• What you are asked to do
Nothing but the pictures should be left out when you copy the records exactly.

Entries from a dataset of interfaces
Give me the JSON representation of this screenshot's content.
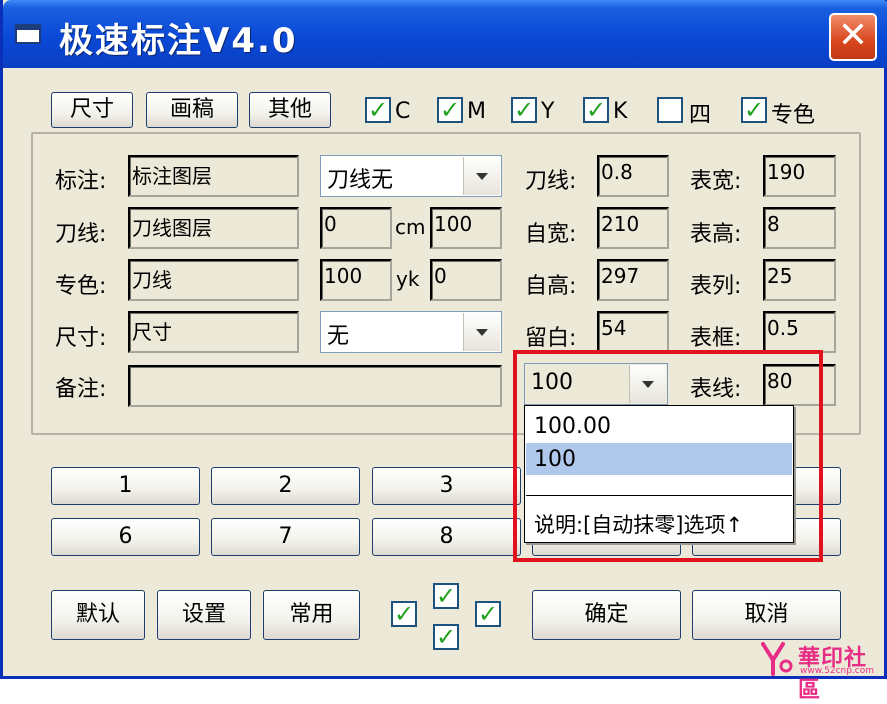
{
  "window": {
    "title": "极速标注V4.0",
    "close_glyph": "✕"
  },
  "tabs": [
    "尺寸",
    "画稿",
    "其他"
  ],
  "check_glyph": "✓",
  "checkboxes": [
    {
      "label": "C",
      "checked": true
    },
    {
      "label": "M",
      "checked": true
    },
    {
      "label": "Y",
      "checked": true
    },
    {
      "label": "K",
      "checked": true
    },
    {
      "label": "四",
      "checked": false
    },
    {
      "label": "专色",
      "checked": true
    }
  ],
  "form": {
    "annotation_label": "标注:",
    "annotation_layer": "标注图层",
    "cutline_mode": "刀线无",
    "knife_line_label": "刀线:",
    "knife_line_value": "0.8",
    "table_width_label": "表宽:",
    "table_width_value": "190",
    "cutline_label": "刀线:",
    "cutline_layer": "刀线图层",
    "cut_a": "0",
    "cut_unit": "cm",
    "cut_b": "100",
    "self_width_label": "自宽:",
    "self_width_value": "210",
    "table_height_label": "表高:",
    "table_height_value": "8",
    "spot_label": "专色:",
    "spot_value": "刀线",
    "spot_a": "100",
    "spot_unit": "yk",
    "spot_b": "0",
    "self_height_label": "自高:",
    "self_height_value": "297",
    "table_cols_label": "表列:",
    "table_cols_value": "25",
    "size_label": "尺寸:",
    "size_value": "尺寸",
    "size_mode": "无",
    "margin_label": "留白:",
    "margin_value": "54",
    "table_frame_label": "表框:",
    "table_frame_value": "0.5",
    "note_label": "备注:",
    "note_value": "",
    "rounding_value": "100",
    "table_line_label": "表线:",
    "table_line_value": "80"
  },
  "dropdown": {
    "options": [
      "100.00",
      "100"
    ],
    "selected_index": 1,
    "note": "说明:[自动抹零]选项↑"
  },
  "number_buttons_row1": [
    "1",
    "2",
    "3"
  ],
  "number_buttons_row2": [
    "6",
    "7",
    "8"
  ],
  "bottom": {
    "default_label": "默认",
    "settings_label": "设置",
    "common_label": "常用",
    "ok_label": "确定",
    "cancel_label": "取消"
  },
  "watermark": {
    "text": "華印社區",
    "url": "www.52cnp.com"
  },
  "colors": {
    "title_bar": "#0a49d6",
    "close": "#d8461c",
    "highlight_box": "#e0121e",
    "selected_row": "#b0c8ec",
    "check": "#21a121",
    "window_bg": "#ece9d8"
  }
}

• Completed exercise
Give me the JSON representation of this screenshot's content.
{
  "window": {
    "title": "极速标注V4.0",
    "close_glyph": "✕"
  },
  "tabs": [
    "尺寸",
    "画稿",
    "其他"
  ],
  "check_glyph": "✓",
  "checkboxes": [
    {
      "label": "C",
      "checked": true
    },
    {
      "label": "M",
      "checked": true
    },
    {
      "label": "Y",
      "checked": true
    },
    {
      "label": "K",
      "checked": true
    },
    {
      "label": "四",
      "checked": false
    },
    {
      "label": "专色",
      "checked": true
    }
  ],
  "form": {
    "annotation_label": "标注:",
    "annotation_layer": "标注图层",
    "cutline_mode": "刀线无",
    "knife_line_label": "刀线:",
    "knife_line_value": "0.8",
    "table_width_label": "表宽:",
    "table_width_value": "190",
    "cutline_label": "刀线:",
    "cutline_layer": "刀线图层",
    "cut_a": "0",
    "cut_unit": "cm",
    "cut_b": "100",
    "self_width_label": "自宽:",
    "self_width_value": "210",
    "table_height_label": "表高:",
    "table_height_value": "8",
    "spot_label": "专色:",
    "spot_value": "刀线",
    "spot_a": "100",
    "spot_unit": "yk",
    "spot_b": "0",
    "self_height_label": "自高:",
    "self_height_value": "297",
    "table_cols_label": "表列:",
    "table_cols_value": "25",
    "size_label": "尺寸:",
    "size_value": "尺寸",
    "size_mode": "无",
    "margin_label": "留白:",
    "margin_value": "54",
    "table_frame_label": "表框:",
    "table_frame_value": "0.5",
    "note_label": "备注:",
    "note_value": "",
    "rounding_value": "100",
    "table_line_label": "表线:",
    "table_line_value": "80"
  },
  "dropdown": {
    "options": [
      "100.00",
      "100"
    ],
    "selected_index": 1,
    "note": "说明:[自动抹零]选项↑"
  },
  "number_buttons_row1": [
    "1",
    "2",
    "3"
  ],
  "number_buttons_row2": [
    "6",
    "7",
    "8"
  ],
  "bottom": {
    "default_label": "默认",
    "settings_label": "设置",
    "common_label": "常用",
    "ok_label": "确定",
    "cancel_label": "取消"
  },
  "watermark": {
    "text": "華印社區",
    "url": "www.52cnp.com"
  },
  "colors": {
    "title_bar": "#0a49d6",
    "close": "#d8461c",
    "highlight_box": "#e0121e",
    "selected_row": "#b0c8ec",
    "check": "#21a121",
    "window_bg": "#ece9d8"
  }
}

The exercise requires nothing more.